“Across the region show numbers have been down, in some cases numbers have been down as low as 40 per cent on previous years,” he said.
“Now when you combine this with the prohibitive increase in insurance for the carneys and side show operators, this is what will destroy what is left of our annual day for small towns.
“Towns like Tully with 7,000 people will often get more than 3,500 at the show on a given night. Now they are about to be destroyed altogether, vanishing from underneath us with no federal government intervention and a silly Premier who wants to spend her time being the hero of Covid while the last two outbreaks in the north have been at the hands of officers of the health department. This could not be a more appalling example of dereliction of duty and responsibility.”
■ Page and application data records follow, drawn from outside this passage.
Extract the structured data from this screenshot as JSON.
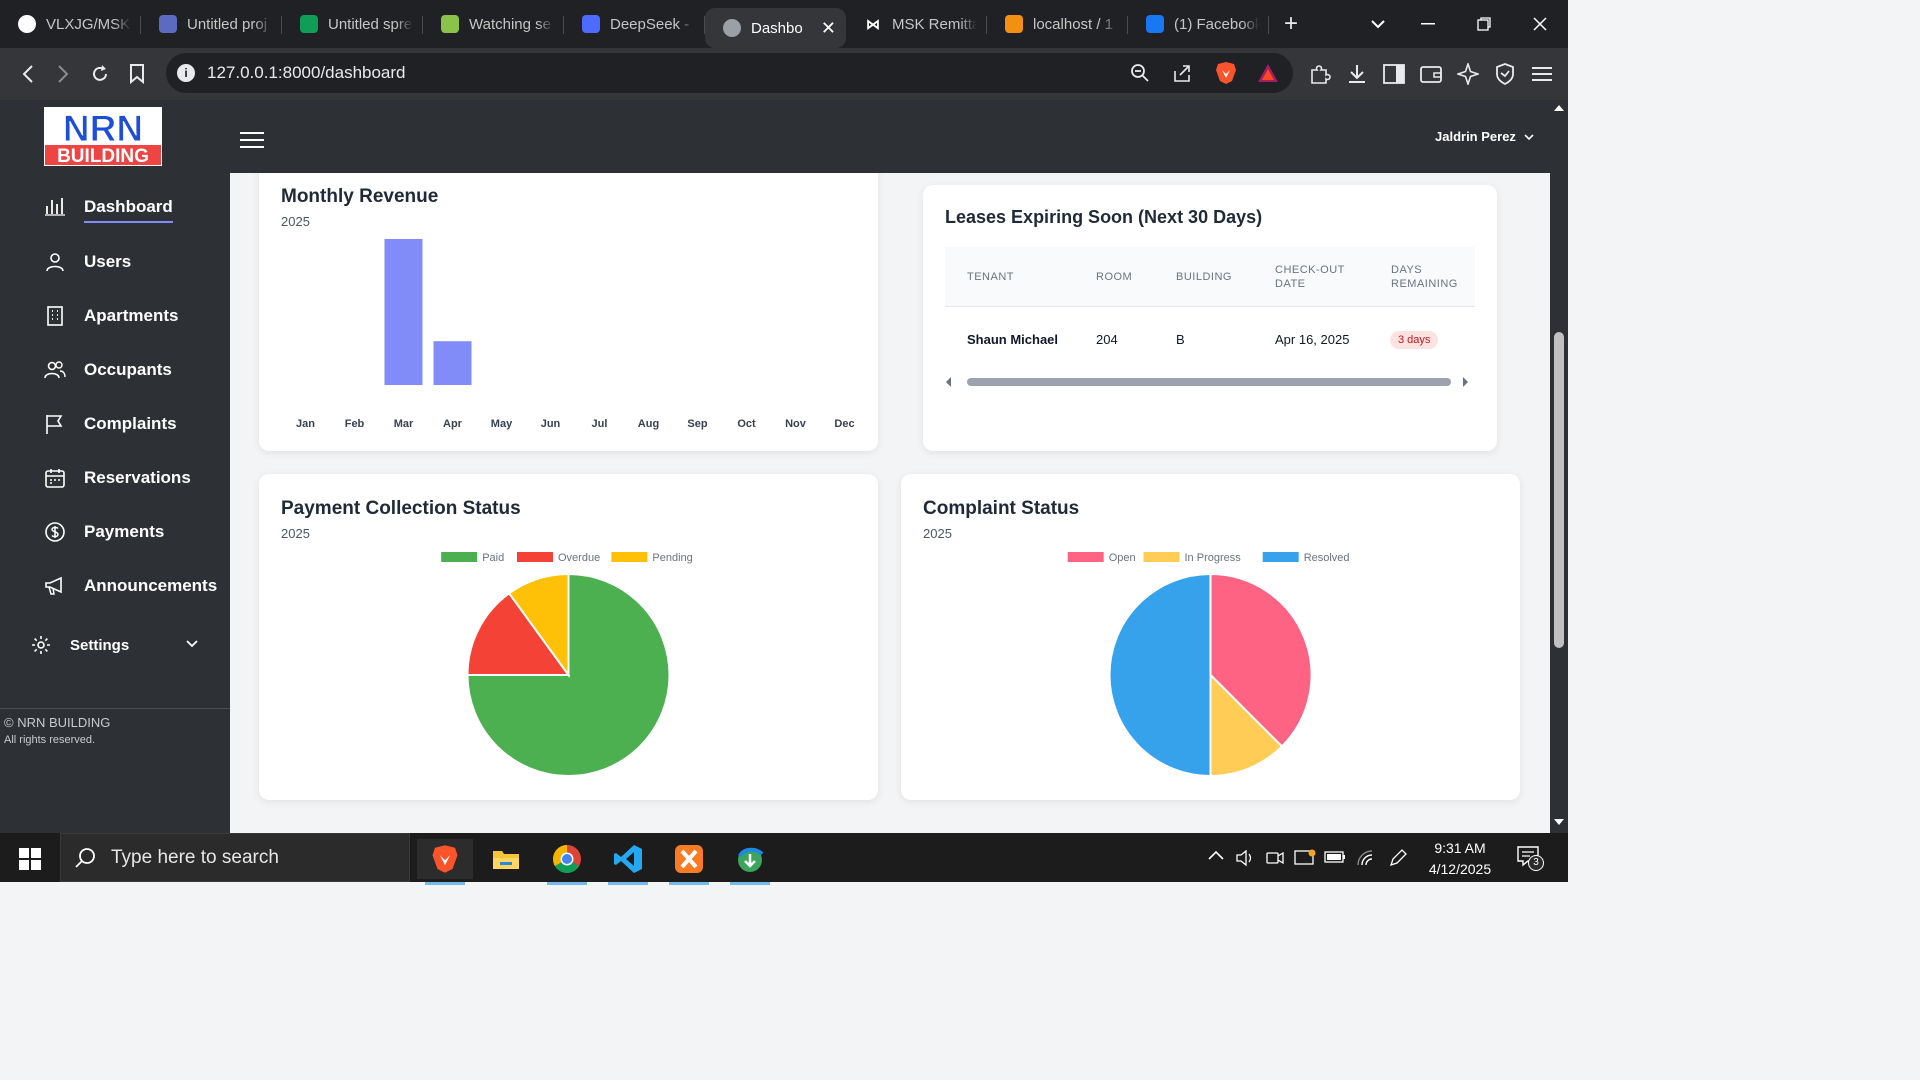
{
  "browser": {
    "tabs": [
      {
        "title": "VLXJG/MSK",
        "icon": "github-icon"
      },
      {
        "title": "Untitled proj",
        "icon": "project-icon"
      },
      {
        "title": "Untitled spre",
        "icon": "sheets-icon"
      },
      {
        "title": "Watching se",
        "icon": "frog-icon"
      },
      {
        "title": "DeepSeek -",
        "icon": "deepseek-icon"
      },
      {
        "title": "Dashbo",
        "icon": "globe-icon",
        "active": true
      },
      {
        "title": "MSK Remitta",
        "icon": "bowtie-icon"
      },
      {
        "title": "localhost / 1",
        "icon": "phpmyadmin-icon"
      },
      {
        "title": "(1) Facebook",
        "icon": "facebook-icon"
      }
    ],
    "new_tab": "+",
    "url": "127.0.0.1:8000/dashboard"
  },
  "app": {
    "logo_top": "NRN",
    "logo_bottom": "BUILDING",
    "user_name": "Jaldrin Perez"
  },
  "sidebar": {
    "items": [
      {
        "label": "Dashboard",
        "icon": "bar-chart-icon",
        "active": true
      },
      {
        "label": "Users",
        "icon": "user-icon"
      },
      {
        "label": "Apartments",
        "icon": "building-icon"
      },
      {
        "label": "Occupants",
        "icon": "users-icon"
      },
      {
        "label": "Complaints",
        "icon": "flag-icon"
      },
      {
        "label": "Reservations",
        "icon": "calendar-icon"
      },
      {
        "label": "Payments",
        "icon": "dollar-icon"
      },
      {
        "label": "Announcements",
        "icon": "megaphone-icon"
      }
    ],
    "settings_label": "Settings",
    "copyright": "© NRN BUILDING",
    "rights": "All rights reserved."
  },
  "revenue_card": {
    "title": "Monthly Revenue",
    "year": "2025"
  },
  "leases_card": {
    "title": "Leases Expiring Soon (Next 30 Days)",
    "columns": [
      "Tenant",
      "Room",
      "Building",
      "Check-out Date",
      "Days Remaining"
    ],
    "rows": [
      {
        "tenant": "Shaun Michael",
        "room": "204",
        "building": "B",
        "checkout": "Apr 16, 2025",
        "days": "3 days"
      }
    ]
  },
  "payment_card": {
    "title": "Payment Collection Status",
    "year": "2025"
  },
  "complaint_card": {
    "title": "Complaint Status",
    "year": "2025"
  },
  "chart_data": [
    {
      "type": "bar",
      "title": "Monthly Revenue",
      "categories": [
        "Jan",
        "Feb",
        "Mar",
        "Apr",
        "May",
        "Jun",
        "Jul",
        "Aug",
        "Sep",
        "Oct",
        "Nov",
        "Dec"
      ],
      "values": [
        0,
        0,
        100,
        30,
        0,
        0,
        0,
        0,
        0,
        0,
        0,
        0
      ],
      "ylim": [
        0,
        100
      ],
      "color": "#818cf8",
      "grid": false
    },
    {
      "type": "pie",
      "title": "Payment Collection Status",
      "labels": [
        "Paid",
        "Overdue",
        "Pending"
      ],
      "values": [
        75,
        15,
        10
      ],
      "colors": [
        "#4caf50",
        "#f44336",
        "#ffc107"
      ],
      "legend": "top"
    },
    {
      "type": "pie",
      "title": "Complaint Status",
      "labels": [
        "Open",
        "In Progress",
        "Resolved"
      ],
      "values": [
        37.5,
        12.5,
        50
      ],
      "colors": [
        "#ff6384",
        "#ffcd56",
        "#36a2eb"
      ],
      "legend": "top"
    }
  ],
  "taskbar": {
    "search_placeholder": "Type here to search",
    "time": "9:31 AM",
    "date": "4/12/2025",
    "notification_count": "3"
  }
}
Mr Katter paid tribute to the Dirt n Dust festival’s chief steward, Margie Ryder, who with her husband Geoff, got the event off the ground each year for the last 27 years.
“The loss of the Dirt n Dust festival is devastating,” he said.
“This most incredible lady has played a key role in building a massive business in North Queensland. Little Julia Creek with 700 people ran a competitive Rugby League team onto the oval under Margie Ryder and her husband.
“Dirt n Dust brought 3,000 people to a little town of less than 400 people. It got national publicity and generally kept us on the map and alive and fighting for a quarter of a century thanks to Margie Ryder – the feisty little fighter who is already a very great asset to Townsville.
“Events like Dirt n Dust at Julia Creek create community. The towns are too small to sustain rugby league and basketball teams and there’s not much of a social life because most people live on huge cattle stations and they are living at very great distances from one another, and they have virtually destroyed the ability to have a drink at the pub. The only time we get together is for these events and thankfully Margie is confident that when life gets back to normal, the festival will return under a new generation of leadership.
“But unless there is action on the sideshow insurance and insurance in Queensland in general, we will continue to see a very unbalanced impact upon our social life in out-town Australia.”
Mr Katter said that mid-western and Gulf towns once thrived, and he blames the sale of the railways and wool deregulation for populations collapsing and, in some cases, disappearing altogether.
‘’One town has gone from 4,500 down to 850, another has gone from 1,700 – 310 while some towns like Gunpowder have vanished completely – they just don’t exist anymore. Many little townships on the coast have ceased to be towns at all and the bigger towns haven’t grown, they’ve become stagnant.
“FIFO has the most destructive impact on population. The ALP Government sold the railways and subsequently sacked two thirds of the employees, Paul Keating’s ALP Government deregulated the wool industry, and it was the ALP State Government who introduced FIFO mining. Before all of this, all the towns in inland Queensland were growing and enjoying untold prosperity.
“The destruction of inland Australia can be put squarely at the feet of the governments and their free market, privatisation, sack-the-workers policies.”
Mr Katter said that irrigation projects like the Hughenden dam are key to solving the challenge of repopulating the mid-west.
“The Hughenden scheme is a scheme at its heart for close of settlement. Where you have got two cattle stations, you’ll probably have 150 farming families, and this will generate a restoration so long as it is operated under an owner/occupier cultivation and production model, and laws are introduced banning consolidation of ownership, which would stop one person coming in to buy it all up.”